DOSEMU has been able to run Windows 3.0 in Real Mode for some time now.
It is possible to boot WINOS2 (the modified version of Windows 3.1 that OS/2 uses) under DOSEMU. Many kudos to Lutz & Dong! But, as far as we know, you cannot install Windows 3.1 in DOSEMU, but you must do that in real mode DOS. Windows 3.1 also does not run in FreeDOS.
However, YOU NEED BOTH LICENSES, for WINDOWS-3.1 as well OS/2 !!!
Get DOSEMU & the Linux source distributions.
Configure DOSEMU typing './default-configure'.
Compile DOSEMU typing 'make'.
Get the OS2WIN31.ZIP distribution from somehere. One place that distributes it is http://www.funet.fi/pub/os2/32bit/win_os2
Unpack the OS2WIN31 files into your WINDOWS\SYSTEM directory. (Infact you only need WINDOWS/SYSTEM/os2k386.exe and the mouse driver)
Startup dosemu (make certain that DPMI is set to a value such as 4096)
Copy the file winemu.bat to your c: drive.

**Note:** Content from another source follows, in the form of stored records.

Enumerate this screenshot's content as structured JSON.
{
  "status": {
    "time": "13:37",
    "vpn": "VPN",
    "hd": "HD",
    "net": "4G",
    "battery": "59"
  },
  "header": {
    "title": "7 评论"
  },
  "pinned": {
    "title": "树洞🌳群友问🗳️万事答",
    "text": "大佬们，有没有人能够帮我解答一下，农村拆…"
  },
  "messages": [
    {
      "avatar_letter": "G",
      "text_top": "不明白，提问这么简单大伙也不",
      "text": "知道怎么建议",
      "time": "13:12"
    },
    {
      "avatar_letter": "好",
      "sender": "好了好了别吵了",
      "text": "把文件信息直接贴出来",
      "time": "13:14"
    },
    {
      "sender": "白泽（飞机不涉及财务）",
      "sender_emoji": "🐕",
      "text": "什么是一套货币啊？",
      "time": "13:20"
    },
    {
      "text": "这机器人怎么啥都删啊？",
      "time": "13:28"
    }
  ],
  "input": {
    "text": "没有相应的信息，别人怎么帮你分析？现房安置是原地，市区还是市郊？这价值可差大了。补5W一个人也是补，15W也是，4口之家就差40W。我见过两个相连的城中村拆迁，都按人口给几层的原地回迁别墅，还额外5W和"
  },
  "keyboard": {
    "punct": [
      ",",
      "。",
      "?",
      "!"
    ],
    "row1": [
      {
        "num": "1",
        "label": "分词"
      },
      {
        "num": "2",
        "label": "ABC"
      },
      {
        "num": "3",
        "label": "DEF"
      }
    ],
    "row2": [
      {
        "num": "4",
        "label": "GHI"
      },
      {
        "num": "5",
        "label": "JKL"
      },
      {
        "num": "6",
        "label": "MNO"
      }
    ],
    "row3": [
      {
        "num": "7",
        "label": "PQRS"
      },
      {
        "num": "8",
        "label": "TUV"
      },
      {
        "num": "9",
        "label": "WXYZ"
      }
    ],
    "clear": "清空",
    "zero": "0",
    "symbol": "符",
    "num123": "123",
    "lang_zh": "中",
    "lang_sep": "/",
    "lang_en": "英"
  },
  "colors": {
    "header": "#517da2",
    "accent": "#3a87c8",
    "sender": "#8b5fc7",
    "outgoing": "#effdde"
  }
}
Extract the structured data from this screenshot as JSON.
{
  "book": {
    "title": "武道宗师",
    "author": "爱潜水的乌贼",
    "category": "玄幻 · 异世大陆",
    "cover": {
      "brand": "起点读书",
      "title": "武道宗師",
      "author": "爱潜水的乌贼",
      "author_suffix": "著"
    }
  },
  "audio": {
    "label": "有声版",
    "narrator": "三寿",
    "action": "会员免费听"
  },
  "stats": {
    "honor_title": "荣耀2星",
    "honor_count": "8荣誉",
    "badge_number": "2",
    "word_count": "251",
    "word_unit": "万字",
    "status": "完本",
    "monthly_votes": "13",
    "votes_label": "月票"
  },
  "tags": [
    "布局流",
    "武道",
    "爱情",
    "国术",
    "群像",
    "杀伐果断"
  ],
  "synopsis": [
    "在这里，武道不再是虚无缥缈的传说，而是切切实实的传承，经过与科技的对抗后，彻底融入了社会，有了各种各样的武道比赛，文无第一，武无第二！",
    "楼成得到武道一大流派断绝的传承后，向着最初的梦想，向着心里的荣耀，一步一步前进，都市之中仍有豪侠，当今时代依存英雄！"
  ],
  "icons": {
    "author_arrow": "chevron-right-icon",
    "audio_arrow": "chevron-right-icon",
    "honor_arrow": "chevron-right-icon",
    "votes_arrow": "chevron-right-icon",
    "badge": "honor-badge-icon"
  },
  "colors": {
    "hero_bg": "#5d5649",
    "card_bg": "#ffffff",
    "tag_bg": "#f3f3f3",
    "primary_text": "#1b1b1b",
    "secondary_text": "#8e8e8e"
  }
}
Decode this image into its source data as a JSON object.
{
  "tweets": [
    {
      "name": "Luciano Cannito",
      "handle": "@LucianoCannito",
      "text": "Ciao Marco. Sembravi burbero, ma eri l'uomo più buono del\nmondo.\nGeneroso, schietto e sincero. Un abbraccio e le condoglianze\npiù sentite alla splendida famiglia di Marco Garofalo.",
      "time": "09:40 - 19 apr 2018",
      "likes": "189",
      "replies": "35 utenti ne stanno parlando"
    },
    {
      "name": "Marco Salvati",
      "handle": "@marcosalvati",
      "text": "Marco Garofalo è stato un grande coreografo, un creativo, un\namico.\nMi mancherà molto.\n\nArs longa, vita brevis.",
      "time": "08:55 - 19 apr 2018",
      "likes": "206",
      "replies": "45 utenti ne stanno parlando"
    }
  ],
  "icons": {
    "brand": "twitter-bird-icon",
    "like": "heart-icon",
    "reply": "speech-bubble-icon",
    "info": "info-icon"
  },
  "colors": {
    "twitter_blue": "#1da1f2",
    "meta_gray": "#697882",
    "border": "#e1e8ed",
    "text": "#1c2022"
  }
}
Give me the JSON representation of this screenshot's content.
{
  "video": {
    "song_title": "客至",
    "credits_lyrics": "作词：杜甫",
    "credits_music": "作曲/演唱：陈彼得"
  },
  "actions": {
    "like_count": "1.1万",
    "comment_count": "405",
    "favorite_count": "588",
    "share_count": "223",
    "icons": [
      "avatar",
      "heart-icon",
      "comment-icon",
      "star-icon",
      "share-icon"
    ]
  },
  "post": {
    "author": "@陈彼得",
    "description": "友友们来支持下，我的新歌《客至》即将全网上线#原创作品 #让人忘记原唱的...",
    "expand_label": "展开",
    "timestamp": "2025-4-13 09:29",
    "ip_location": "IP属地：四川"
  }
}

Cross your fingers.
As of version 0.64.3 DOSEMU is able to run Windows in xdosemu. It is safer then starting windows-31 on the console, because when it crashes, it doesn't block your keyboard or freeze your screen.
Get Dosemu & Linux source.
Run "./default-configure" to configure Dosemu.
Type "make" to compile.
For faster graphics (256 colors instead of 16 is faster in xdosemu), get a Trident SVGA drivers for Windows. The files are tvgaw31a.zip and/or tvgaw31b.zip. They are available at garbo.uwasa.fi in /windows/drivers (any mirrors?).
Unpack the Trident drivers.
In Windows setup, install the Trident "800x600 256 color for 512K boards" driver.
Do the things described above to get and install OS2WIN31.
In Dosemu, go to windows directory and start winemu.
Cross your fingers.
Notes for the mouse under win31-in-xdos:
In order to let the mouse properly work you need the following in your win.ini file:
[windows] MouseThreshold1=0 MouseThreshold2=0 MouseSpeed=0
The mouse cursor gets not painted by X, but by windows itself, so it depends on the refresh rate how often it gets updated, though the mouse coordinates movement itself will not get delayed. ( In fact you have 2 cursors, but the X-cursor is given an 'invisible' cursor shape while within the DOS-Box. )
Because the coordinates passed to windows are interpreted relatively, we need to calibrate the cursor. This is done automatically whenever you enter the DOS-Box window: The cursor gets forced to 0,0 and then back to its right coordinates. Hence, if you want to re-calibrate the cursor, just move the cursor outside and then inside the DOS-Box again.